--- Activity ---
Please retype all of the entries that follow, leaving the images out.

--- Dataset content ---
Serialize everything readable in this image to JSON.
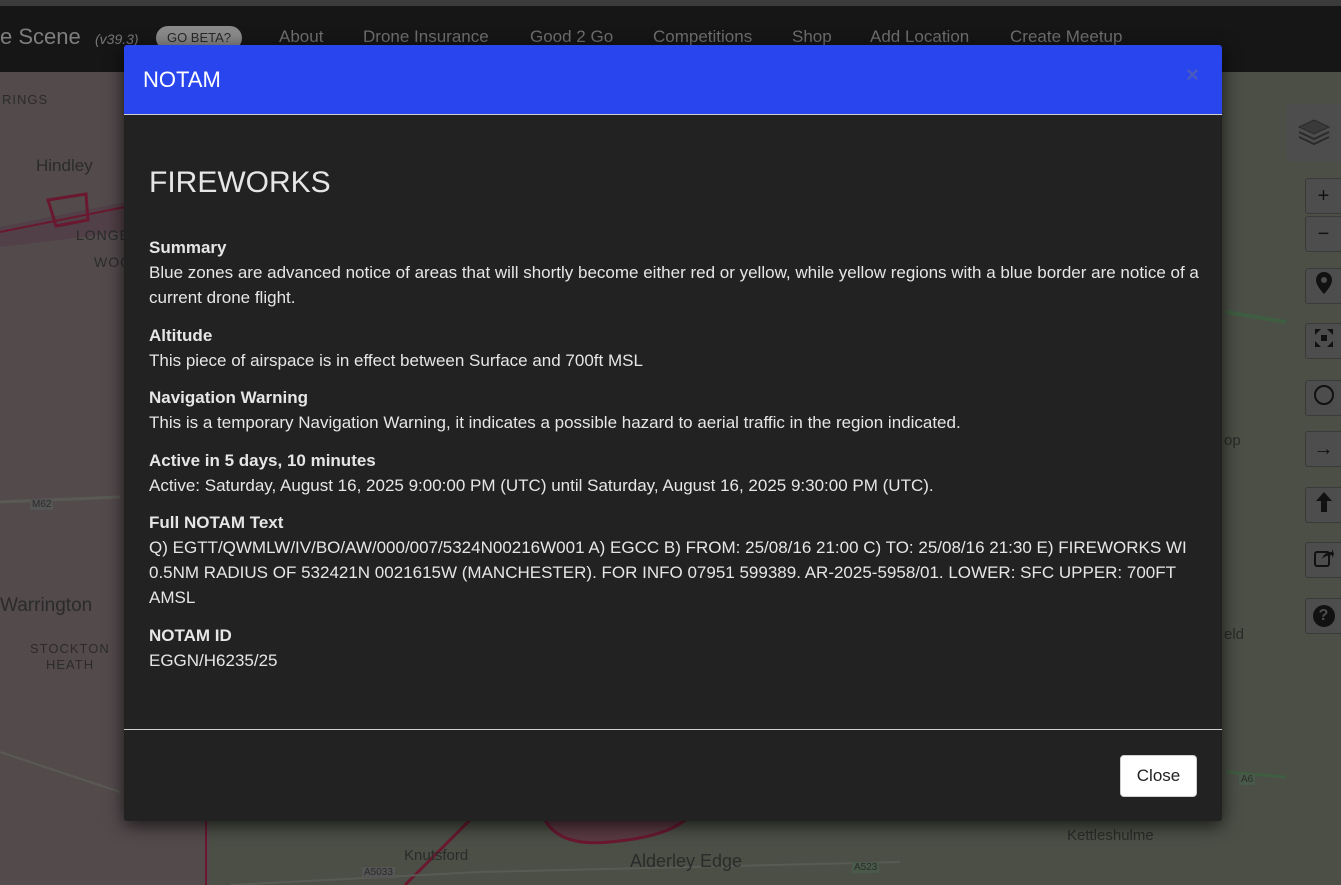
{
  "navbar": {
    "brand": "e Scene",
    "version": "(v39.3)",
    "beta_label": "GO BETA?",
    "links": [
      "About",
      "Drone Insurance",
      "Good 2 Go",
      "Competitions",
      "Shop",
      "Add Location",
      "Create Meetup"
    ]
  },
  "map": {
    "labels": [
      "RINGS",
      "Hindley",
      "M62",
      "LONGE",
      "WOO",
      "Warrington",
      "STOCKTON",
      "HEATH",
      "Knutsford",
      "Alderley Edge",
      "Kettleshulme",
      "A5033",
      "A523",
      "A6",
      "op",
      "eld"
    ]
  },
  "controls": {
    "zoom_in": "+",
    "zoom_out": "−",
    "arrow": "→",
    "help": "?"
  },
  "modal": {
    "title": "NOTAM",
    "close_x": "×",
    "headline": "FIREWORKS",
    "sections": [
      {
        "heading": "Summary",
        "text": "Blue zones are advanced notice of areas that will shortly become either red or yellow, while yellow regions with a blue border are notice of a current drone flight."
      },
      {
        "heading": "Altitude",
        "text": "This piece of airspace is in effect between Surface and 700ft MSL"
      },
      {
        "heading": "Navigation Warning",
        "text": "This is a temporary Navigation Warning, it indicates a possible hazard to aerial traffic in the region indicated."
      },
      {
        "heading": "Active in 5 days, 10 minutes",
        "text": "Active: Saturday, August 16, 2025 9:00:00 PM (UTC) until Saturday, August 16, 2025 9:30:00 PM (UTC)."
      },
      {
        "heading": "Full NOTAM Text",
        "text": "Q) EGTT/QWMLW/IV/BO/AW/000/007/5324N00216W001 A) EGCC B) FROM: 25/08/16 21:00 C) TO: 25/08/16 21:30 E) FIREWORKS WI 0.5NM RADIUS OF 532421N 0021615W (MANCHESTER). FOR INFO 07951 599389. AR-2025-5958/01. LOWER: SFC UPPER: 700FT AMSL"
      },
      {
        "heading": "NOTAM ID",
        "text": "EGGN/H6235/25"
      }
    ],
    "close_button": "Close"
  }
}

--- Problem solution ---
Serialize everything readable in this image to JSON.
{
  "navbar": {
    "brand": "e Scene",
    "version": "(v39.3)",
    "beta_label": "GO BETA?",
    "links": [
      "About",
      "Drone Insurance",
      "Good 2 Go",
      "Competitions",
      "Shop",
      "Add Location",
      "Create Meetup"
    ]
  },
  "map": {
    "labels": [
      "RINGS",
      "Hindley",
      "M62",
      "LONGE",
      "WOO",
      "Warrington",
      "STOCKTON",
      "HEATH",
      "Knutsford",
      "Alderley Edge",
      "Kettleshulme",
      "A5033",
      "A523",
      "A6",
      "op",
      "eld"
    ]
  },
  "controls": {
    "zoom_in": "+",
    "zoom_out": "−",
    "arrow": "→",
    "help": "?"
  },
  "modal": {
    "title": "NOTAM",
    "close_x": "×",
    "headline": "FIREWORKS",
    "sections": [
      {
        "heading": "Summary",
        "text": "Blue zones are advanced notice of areas that will shortly become either red or yellow, while yellow regions with a blue border are notice of a current drone flight."
      },
      {
        "heading": "Altitude",
        "text": "This piece of airspace is in effect between Surface and 700ft MSL"
      },
      {
        "heading": "Navigation Warning",
        "text": "This is a temporary Navigation Warning, it indicates a possible hazard to aerial traffic in the region indicated."
      },
      {
        "heading": "Active in 5 days, 10 minutes",
        "text": "Active: Saturday, August 16, 2025 9:00:00 PM (UTC) until Saturday, August 16, 2025 9:30:00 PM (UTC)."
      },
      {
        "heading": "Full NOTAM Text",
        "text": "Q) EGTT/QWMLW/IV/BO/AW/000/007/5324N00216W001 A) EGCC B) FROM: 25/08/16 21:00 C) TO: 25/08/16 21:30 E) FIREWORKS WI 0.5NM RADIUS OF 532421N 0021615W (MANCHESTER). FOR INFO 07951 599389. AR-2025-5958/01. LOWER: SFC UPPER: 700FT AMSL"
      },
      {
        "heading": "NOTAM ID",
        "text": "EGGN/H6235/25"
      }
    ],
    "close_button": "Close"
  }
}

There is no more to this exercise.